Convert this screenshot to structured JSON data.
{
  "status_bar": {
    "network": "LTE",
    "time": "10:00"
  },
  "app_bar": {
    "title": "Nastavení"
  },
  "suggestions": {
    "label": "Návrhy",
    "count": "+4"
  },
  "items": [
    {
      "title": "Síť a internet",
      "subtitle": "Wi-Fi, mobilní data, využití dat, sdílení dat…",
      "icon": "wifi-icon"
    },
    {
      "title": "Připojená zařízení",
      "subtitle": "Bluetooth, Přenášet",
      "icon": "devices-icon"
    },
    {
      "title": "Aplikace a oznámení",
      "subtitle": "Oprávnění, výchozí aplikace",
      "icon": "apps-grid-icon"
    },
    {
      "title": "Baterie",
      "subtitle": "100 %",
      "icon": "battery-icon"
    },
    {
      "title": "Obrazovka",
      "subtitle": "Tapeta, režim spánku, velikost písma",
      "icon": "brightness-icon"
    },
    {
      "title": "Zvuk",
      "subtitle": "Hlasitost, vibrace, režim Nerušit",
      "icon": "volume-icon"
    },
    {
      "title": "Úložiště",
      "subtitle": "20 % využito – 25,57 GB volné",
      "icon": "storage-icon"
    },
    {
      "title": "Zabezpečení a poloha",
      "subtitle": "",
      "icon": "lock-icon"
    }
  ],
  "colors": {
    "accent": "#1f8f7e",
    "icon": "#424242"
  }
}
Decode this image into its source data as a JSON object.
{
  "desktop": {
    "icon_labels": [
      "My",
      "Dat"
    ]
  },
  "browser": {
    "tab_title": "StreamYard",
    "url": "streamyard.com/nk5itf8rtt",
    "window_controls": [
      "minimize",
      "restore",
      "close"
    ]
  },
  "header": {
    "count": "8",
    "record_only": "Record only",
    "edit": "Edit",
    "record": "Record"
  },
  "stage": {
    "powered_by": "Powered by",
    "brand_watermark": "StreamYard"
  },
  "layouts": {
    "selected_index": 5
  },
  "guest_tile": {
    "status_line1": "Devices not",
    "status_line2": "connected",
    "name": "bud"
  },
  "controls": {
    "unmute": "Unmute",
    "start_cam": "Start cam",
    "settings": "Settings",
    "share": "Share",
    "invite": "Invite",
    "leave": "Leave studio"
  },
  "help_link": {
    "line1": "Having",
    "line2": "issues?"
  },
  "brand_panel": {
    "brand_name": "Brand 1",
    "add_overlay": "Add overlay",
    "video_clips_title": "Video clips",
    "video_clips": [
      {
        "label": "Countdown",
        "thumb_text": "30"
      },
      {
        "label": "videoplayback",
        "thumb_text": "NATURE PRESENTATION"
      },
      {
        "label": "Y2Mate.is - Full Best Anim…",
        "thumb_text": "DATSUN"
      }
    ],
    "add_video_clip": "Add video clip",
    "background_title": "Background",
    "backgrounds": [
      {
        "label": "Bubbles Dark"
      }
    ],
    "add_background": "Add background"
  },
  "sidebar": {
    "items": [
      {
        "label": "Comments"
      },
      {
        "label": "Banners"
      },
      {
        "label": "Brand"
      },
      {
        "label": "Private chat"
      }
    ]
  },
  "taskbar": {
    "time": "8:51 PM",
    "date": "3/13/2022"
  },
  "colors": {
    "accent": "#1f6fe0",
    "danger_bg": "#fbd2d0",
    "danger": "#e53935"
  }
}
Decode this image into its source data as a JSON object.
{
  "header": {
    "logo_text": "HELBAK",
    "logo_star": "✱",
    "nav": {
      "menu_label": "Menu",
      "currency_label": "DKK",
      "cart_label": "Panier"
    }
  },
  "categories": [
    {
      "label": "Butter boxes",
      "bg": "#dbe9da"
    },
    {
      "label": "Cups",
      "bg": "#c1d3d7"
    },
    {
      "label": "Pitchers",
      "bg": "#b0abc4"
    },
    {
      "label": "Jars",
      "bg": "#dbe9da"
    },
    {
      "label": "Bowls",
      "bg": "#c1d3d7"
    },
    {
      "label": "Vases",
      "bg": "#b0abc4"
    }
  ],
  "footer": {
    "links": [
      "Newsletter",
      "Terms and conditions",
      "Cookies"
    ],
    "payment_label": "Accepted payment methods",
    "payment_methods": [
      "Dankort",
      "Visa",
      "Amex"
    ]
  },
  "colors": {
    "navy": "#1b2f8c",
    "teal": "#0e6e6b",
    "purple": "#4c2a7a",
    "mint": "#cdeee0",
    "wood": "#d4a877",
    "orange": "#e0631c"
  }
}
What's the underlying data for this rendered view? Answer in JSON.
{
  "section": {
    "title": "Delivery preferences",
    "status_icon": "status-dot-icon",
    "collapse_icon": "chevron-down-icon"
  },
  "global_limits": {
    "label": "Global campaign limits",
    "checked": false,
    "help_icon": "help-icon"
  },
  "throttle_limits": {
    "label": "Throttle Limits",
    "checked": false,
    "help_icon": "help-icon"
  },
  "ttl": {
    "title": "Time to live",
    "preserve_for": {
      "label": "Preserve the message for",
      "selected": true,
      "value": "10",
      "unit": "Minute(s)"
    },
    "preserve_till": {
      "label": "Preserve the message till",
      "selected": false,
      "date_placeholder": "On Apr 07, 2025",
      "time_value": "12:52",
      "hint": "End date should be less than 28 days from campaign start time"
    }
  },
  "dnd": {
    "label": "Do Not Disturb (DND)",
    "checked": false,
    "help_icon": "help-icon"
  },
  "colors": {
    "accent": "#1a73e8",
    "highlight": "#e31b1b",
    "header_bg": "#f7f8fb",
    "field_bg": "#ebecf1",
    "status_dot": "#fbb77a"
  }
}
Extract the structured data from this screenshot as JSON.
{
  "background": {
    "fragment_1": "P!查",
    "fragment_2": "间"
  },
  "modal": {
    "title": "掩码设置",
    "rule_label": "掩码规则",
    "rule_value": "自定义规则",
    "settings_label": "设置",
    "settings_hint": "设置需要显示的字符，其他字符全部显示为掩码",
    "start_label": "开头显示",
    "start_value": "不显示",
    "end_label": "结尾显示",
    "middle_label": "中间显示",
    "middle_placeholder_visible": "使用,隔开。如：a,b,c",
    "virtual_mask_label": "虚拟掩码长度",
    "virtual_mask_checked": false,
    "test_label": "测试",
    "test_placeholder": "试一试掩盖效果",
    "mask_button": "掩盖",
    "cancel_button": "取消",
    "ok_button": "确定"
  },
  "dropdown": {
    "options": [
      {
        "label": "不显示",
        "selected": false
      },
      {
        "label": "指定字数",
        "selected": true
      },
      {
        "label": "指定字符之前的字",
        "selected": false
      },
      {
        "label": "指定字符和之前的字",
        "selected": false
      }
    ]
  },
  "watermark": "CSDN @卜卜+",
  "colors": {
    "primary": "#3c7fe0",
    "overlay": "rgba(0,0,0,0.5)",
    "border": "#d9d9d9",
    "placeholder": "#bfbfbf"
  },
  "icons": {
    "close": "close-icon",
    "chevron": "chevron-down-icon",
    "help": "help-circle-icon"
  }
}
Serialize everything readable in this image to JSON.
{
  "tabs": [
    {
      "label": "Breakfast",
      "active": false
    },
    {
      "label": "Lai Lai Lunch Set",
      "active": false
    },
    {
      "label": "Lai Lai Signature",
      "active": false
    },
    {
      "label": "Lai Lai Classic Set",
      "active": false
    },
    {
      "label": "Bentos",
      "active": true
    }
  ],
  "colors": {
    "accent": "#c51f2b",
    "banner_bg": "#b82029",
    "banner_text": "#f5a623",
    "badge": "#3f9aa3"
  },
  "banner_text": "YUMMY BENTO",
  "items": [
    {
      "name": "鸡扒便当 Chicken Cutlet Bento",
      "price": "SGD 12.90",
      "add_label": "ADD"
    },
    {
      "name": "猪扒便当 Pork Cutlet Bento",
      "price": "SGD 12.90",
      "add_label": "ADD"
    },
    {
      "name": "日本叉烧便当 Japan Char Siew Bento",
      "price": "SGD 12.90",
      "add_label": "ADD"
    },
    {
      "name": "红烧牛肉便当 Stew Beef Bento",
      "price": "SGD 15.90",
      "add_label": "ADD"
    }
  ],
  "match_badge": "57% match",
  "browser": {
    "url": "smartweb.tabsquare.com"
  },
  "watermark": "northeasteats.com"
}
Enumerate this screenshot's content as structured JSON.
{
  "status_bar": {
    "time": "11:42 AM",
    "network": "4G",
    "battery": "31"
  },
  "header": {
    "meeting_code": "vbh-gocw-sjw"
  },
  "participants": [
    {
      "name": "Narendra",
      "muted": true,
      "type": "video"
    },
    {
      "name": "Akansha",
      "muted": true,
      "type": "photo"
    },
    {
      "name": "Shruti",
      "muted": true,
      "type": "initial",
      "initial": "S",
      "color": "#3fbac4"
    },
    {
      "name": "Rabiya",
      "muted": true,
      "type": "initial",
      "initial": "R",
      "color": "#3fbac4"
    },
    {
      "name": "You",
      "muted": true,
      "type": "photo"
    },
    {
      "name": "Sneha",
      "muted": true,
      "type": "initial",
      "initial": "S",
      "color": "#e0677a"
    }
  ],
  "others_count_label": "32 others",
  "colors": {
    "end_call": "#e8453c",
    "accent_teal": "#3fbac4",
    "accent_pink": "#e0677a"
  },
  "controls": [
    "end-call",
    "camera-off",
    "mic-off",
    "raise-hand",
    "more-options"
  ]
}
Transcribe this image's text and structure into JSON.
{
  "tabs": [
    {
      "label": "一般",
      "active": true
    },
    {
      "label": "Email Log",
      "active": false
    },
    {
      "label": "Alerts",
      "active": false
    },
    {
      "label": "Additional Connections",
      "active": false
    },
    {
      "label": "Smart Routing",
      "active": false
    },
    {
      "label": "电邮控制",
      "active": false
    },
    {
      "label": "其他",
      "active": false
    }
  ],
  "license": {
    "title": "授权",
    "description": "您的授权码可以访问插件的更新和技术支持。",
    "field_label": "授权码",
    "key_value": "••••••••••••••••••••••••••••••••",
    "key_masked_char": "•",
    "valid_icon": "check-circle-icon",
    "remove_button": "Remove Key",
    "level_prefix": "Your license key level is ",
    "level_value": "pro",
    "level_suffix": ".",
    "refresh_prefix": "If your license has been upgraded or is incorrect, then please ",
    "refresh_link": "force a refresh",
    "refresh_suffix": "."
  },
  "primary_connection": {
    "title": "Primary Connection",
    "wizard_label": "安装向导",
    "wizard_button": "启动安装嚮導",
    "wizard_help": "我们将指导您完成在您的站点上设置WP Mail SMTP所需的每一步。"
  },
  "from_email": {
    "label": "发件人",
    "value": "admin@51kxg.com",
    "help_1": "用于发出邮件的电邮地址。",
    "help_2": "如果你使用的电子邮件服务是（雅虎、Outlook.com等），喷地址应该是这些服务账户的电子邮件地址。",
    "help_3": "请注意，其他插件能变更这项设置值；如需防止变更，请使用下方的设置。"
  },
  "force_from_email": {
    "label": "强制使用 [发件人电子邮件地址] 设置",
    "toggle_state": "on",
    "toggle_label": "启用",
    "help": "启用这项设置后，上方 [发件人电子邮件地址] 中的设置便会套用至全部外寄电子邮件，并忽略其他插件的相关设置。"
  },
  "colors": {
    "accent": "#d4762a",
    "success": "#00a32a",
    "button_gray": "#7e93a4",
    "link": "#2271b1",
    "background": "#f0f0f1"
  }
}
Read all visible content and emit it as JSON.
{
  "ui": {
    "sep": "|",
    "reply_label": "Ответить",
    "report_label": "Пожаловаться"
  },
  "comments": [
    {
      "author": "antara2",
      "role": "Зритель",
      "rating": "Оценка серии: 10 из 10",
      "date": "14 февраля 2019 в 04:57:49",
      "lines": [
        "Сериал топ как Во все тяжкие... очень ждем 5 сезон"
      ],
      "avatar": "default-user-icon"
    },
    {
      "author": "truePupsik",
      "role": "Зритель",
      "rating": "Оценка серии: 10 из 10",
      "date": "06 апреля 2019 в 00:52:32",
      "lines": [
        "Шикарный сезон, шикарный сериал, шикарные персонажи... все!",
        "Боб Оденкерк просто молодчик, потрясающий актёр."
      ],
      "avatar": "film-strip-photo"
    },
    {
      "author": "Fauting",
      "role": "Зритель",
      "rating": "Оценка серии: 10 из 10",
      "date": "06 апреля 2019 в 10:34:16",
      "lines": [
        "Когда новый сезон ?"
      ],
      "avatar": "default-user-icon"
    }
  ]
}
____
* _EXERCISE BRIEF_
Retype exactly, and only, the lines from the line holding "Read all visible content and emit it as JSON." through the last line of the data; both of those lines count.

* _ANSWER FOR THE TASK_
Read all visible content and emit it as JSON.
{
  "ui": {
    "sep": "|",
    "reply_label": "Ответить",
    "report_label": "Пожаловаться"
  },
  "comments": [
    {
      "author": "antara2",
      "role": "Зритель",
      "rating": "Оценка серии: 10 из 10",
      "date": "14 февраля 2019 в 04:57:49",
      "lines": [
        "Сериал топ как Во все тяжкие... очень ждем 5 сезон"
      ],
      "avatar": "default-user-icon"
    },
    {
      "author": "truePupsik",
      "role": "Зритель",
      "rating": "Оценка серии: 10 из 10",
      "date": "06 апреля 2019 в 00:52:32",
      "lines": [
        "Шикарный сезон, шикарный сериал, шикарные персонажи... все!",
        "Боб Оденкерк просто молодчик, потрясающий актёр."
      ],
      "avatar": "film-strip-photo"
    },
    {
      "author": "Fauting",
      "role": "Зритель",
      "rating": "Оценка серии: 10 из 10",
      "date": "06 апреля 2019 в 10:34:16",
      "lines": [
        "Когда новый сезон ?"
      ],
      "avatar": "default-user-icon"
    }
  ]
}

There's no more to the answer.